Missing Women in the United Kingdom
AbstractThis paper investigates the gender-selection decisions of immigrants in the United Kingdom, using data from the 1971-2006 General Household Survey. We examine sex-selective abortion in the UK among immigrant families and the gender composition of previous births, conditional on socio-economic characteristics. Our key result is that immigrants balance their family after the birth of two sons, by having a daughter thereafter. Our study also is the first to estimate the number of missing women among Asian immigrants in a European country, contributing to research on the US and Canada that missing women are also a phenomenon of the developed world.
Download InfoIf you experience problems downloading a file, check if you have the proper application to view it first. In case of further problems read the IDEAS help page. Note that these files are not on the IDEAS site. Please be patient as the files may be large.
Bibliographic InfoPaper provided by Faculty of Economics, University of Cambridge in its series Cambridge Working Papers in Economics with number 1306.
Date of creation: 01 Feb 2013
Date of revision:
Contact details of provider:
Web page: http://www.econ.cam.ac.uk/index.htm
Find related papers by JEL classification:
- J13 - Labor and Demographic Economics - - Demographic Economics - - - Fertility; Family Planning; Child Care; Children; Youth
- J15 - Labor and Demographic Economics - - Demographic Economics - - - Economics of Minorities, Races, Indigenous Peoples, and Immigrants; Non-labor Discrimination
- O52 - Economic Development, Technological Change, and Growth - - Economywide Country Studies - - - Europe
- Z13 - Other Special Topics - - Cultural Economics - - - Economic Sociology; Economic Anthropology; Social and Economic Stratification
This paper has been announced in the following NEP Reports:
- NEP-ALL-2013-02-16 (All new papers)
- NEP-DEM-2013-02-16 (Demographic Economics)
- NEP-EUR-2013-02-16 (Microeconomic European Issues)
Please report citation or reference errors to , or , if you are the registered author of the cited work, log in to your RePEc Author Service profile, click on "citations" and make appropriate adjustments.:
- Woojin Chung & Monica Das Gupta, 2007. "The Decline of Son Preference in South Korea: The Roles of Development and Public Policy," Population and Development Review, The Population Council, Inc., vol. 33(4), pages 757-783.
- Nielsen, Helena Skyt, 1998. "Discrimination and detailed decomposition in a logit model," Economics Letters, Elsevier, vol. 61(1), pages 115-120, October.

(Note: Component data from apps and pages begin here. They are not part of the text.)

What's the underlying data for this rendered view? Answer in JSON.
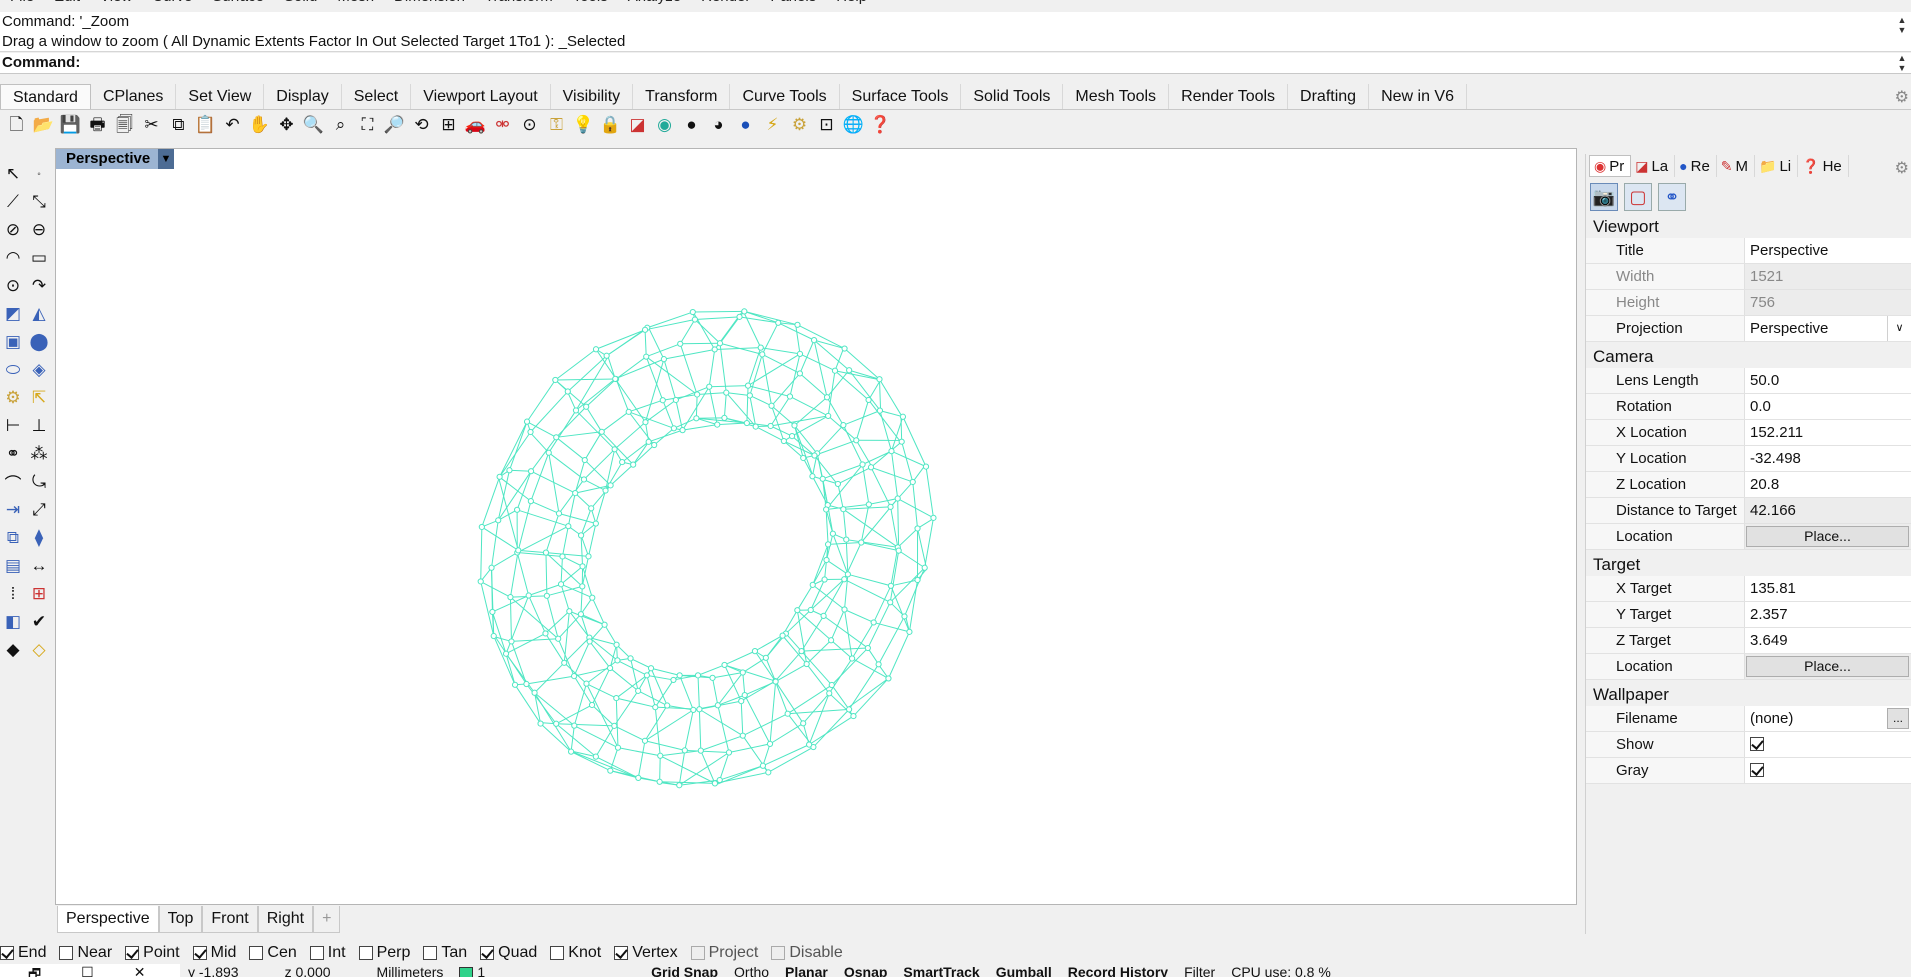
{
  "menubar": [
    "File",
    "Edit",
    "View",
    "Curve",
    "Surface",
    "Solid",
    "Mesh",
    "Dimension",
    "Transform",
    "Tools",
    "Analyze",
    "Render",
    "Panels",
    "Help"
  ],
  "command": {
    "history_line1": "Command: '_Zoom",
    "history_line2": "Drag a window to zoom ( All  Dynamic  Extents  Factor  In  Out  Selected  Target  1To1 ): _Selected",
    "prompt": "Command:"
  },
  "tabs": [
    "Standard",
    "CPlanes",
    "Set View",
    "Display",
    "Select",
    "Viewport Layout",
    "Visibility",
    "Transform",
    "Curve Tools",
    "Surface Tools",
    "Solid Tools",
    "Mesh Tools",
    "Render Tools",
    "Drafting",
    "New in V6"
  ],
  "toolbar_icons": [
    "new-icon",
    "open-icon",
    "save-icon",
    "print-icon",
    "import-icon",
    "cut-icon",
    "copy-icon",
    "paste-icon",
    "undo-icon",
    "pan-icon",
    "rotate-view-icon",
    "zoom-icon",
    "zoom-window-icon",
    "zoom-extents-icon",
    "zoom-selected-icon",
    "rotate-icon",
    "four-viewports-icon",
    "car-icon",
    "hide-icon",
    "show-icon",
    "lock-icon",
    "light-icon",
    "padlock-icon",
    "layer-icon",
    "color-wheel-icon",
    "sphere-icon",
    "rendered-sphere-icon",
    "render-icon",
    "flash-icon",
    "gear-set-icon",
    "grid-dim-icon",
    "globe-icon",
    "help-icon"
  ],
  "viewport": {
    "title": "Perspective",
    "tabs": [
      "Perspective",
      "Top",
      "Front",
      "Right"
    ],
    "add_tab": "+"
  },
  "osnap": [
    {
      "label": "End",
      "checked": true
    },
    {
      "label": "Near",
      "checked": false
    },
    {
      "label": "Point",
      "checked": true
    },
    {
      "label": "Mid",
      "checked": true
    },
    {
      "label": "Cen",
      "checked": false
    },
    {
      "label": "Int",
      "checked": false
    },
    {
      "label": "Perp",
      "checked": false
    },
    {
      "label": "Tan",
      "checked": false
    },
    {
      "label": "Quad",
      "checked": true
    },
    {
      "label": "Knot",
      "checked": false
    },
    {
      "label": "Vertex",
      "checked": true
    },
    {
      "label": "Project",
      "checked": false
    },
    {
      "label": "Disable",
      "checked": false
    }
  ],
  "status": {
    "y": "y -1.893",
    "z": "z 0.000",
    "units": "Millimeters",
    "layer": "1",
    "grid_snap": "Grid Snap",
    "ortho": "Ortho",
    "planar": "Planar",
    "osnap": "Osnap",
    "smarttrack": "SmartTrack",
    "gumball": "Gumball",
    "record_history": "Record History",
    "filter": "Filter",
    "cpu": "CPU use: 0.8 %"
  },
  "panel": {
    "tabs": [
      "Pr",
      "La",
      "Re",
      "M",
      "Li",
      "He"
    ],
    "viewport_section": "Viewport",
    "viewport_rows": [
      {
        "key": "Title",
        "value": "Perspective"
      },
      {
        "key": "Width",
        "value": "1521"
      },
      {
        "key": "Height",
        "value": "756"
      },
      {
        "key": "Projection",
        "value": "Perspective"
      }
    ],
    "camera_section": "Camera",
    "camera_rows": [
      {
        "key": "Lens Length",
        "value": "50.0"
      },
      {
        "key": "Rotation",
        "value": "0.0"
      },
      {
        "key": "X Location",
        "value": "152.211"
      },
      {
        "key": "Y Location",
        "value": "-32.498"
      },
      {
        "key": "Z Location",
        "value": "20.8"
      },
      {
        "key": "Distance to Target",
        "value": "42.166"
      },
      {
        "key": "Location",
        "value": "Place..."
      }
    ],
    "target_section": "Target",
    "target_rows": [
      {
        "key": "X Target",
        "value": "135.81"
      },
      {
        "key": "Y Target",
        "value": "2.357"
      },
      {
        "key": "Z Target",
        "value": "3.649"
      },
      {
        "key": "Location",
        "value": "Place..."
      }
    ],
    "wallpaper_section": "Wallpaper",
    "wallpaper_rows": [
      {
        "key": "Filename",
        "value": "(none)",
        "button": "..."
      },
      {
        "key": "Show",
        "checked": true
      },
      {
        "key": "Gray",
        "checked": true
      }
    ]
  },
  "colors": {
    "wire": "#4fe6c3",
    "viewport_title_bg": "#9cb4d2",
    "layer_swatch": "#2fd28a"
  }
}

- Kohler, Hans-Peter, 2001. "Fertility and Social Interaction: An Economic Perspective," OUP Catalogue, Oxford University Press, number 9780199244591.
- Borooah, Vani & Do, Quy-Toan & Iyer, Sriya & Joshi, Shareen, 2009. "Missing women and India's religious demography," Policy Research Working Paper Series 5096, The World Bank.
- Nancy Qian, 2008.
"Missing Women and the Price of Tea in China: The Effect of Sex-Specific Earnings on Sex Imbalance,"
The Quarterly Journal of Economics,
MIT Press, vol. 123(3), pages 1251-1285, August.
- Qian, Nancy, 2006. "Missing Women and the Price of Tea in China: The Effect of Sex-Specific Earnings on Sex Imbalance," CEPR Discussion Papers 5986, C.E.P.R. Discussion Papers.
- Joshua D. Angrist & William N. Evans, 1996.
"Children and Their Parents' Labor Supply: Evidence from Exogenous Variation in Family Size,"
NBER Working Papers
5778, National Bureau of Economic Research, Inc.
- Angrist, Joshua D & Evans, William N, 1998. "Children and Their Parents' Labor Supply: Evidence from Exogenous Variation in Family Size," American Economic Review, American Economic Association, vol. 88(3), pages 450-77, June.
- Borooah, V. & Iyer, S., 2004. "‘Religion and Fertility in India: The role of son preference and daughter aversion’," Cambridge Working Papers in Economics 0436, Faculty of Economics, University of Cambridge.
- Jason Abrevaya, 2009. "Are There Missing Girls in the United States? Evidence from Birth Data," American Economic Journal: Applied Economics, American Economic Association, vol. 1(2), pages 1-34, April.
For technical questions regarding this item, or to correct its authors, title, abstract, bibliographic or download information, contact: (Howard Cobb).
If you have authored this item and are not yet registered with RePEc, we encourage you to do it here. This allows to link your profile to this item. It also allows you to accept potential citations to this item that we are uncertain about.
If references are entirely missing, you can add them using this form.
If the full references list an item that is present in RePEc, but the system did not link to it, you can help with this form.
If you know of missing items citing this one, you can help us creating those links by adding the relevant references in the same way as above, for each refering item. If you are a registered author of this item, you may also want to check the "citations" tab in your profile, as there may be some citations waiting for confirmation.
Please note that corrections may take a couple of weeks to filter through the various RePEc services.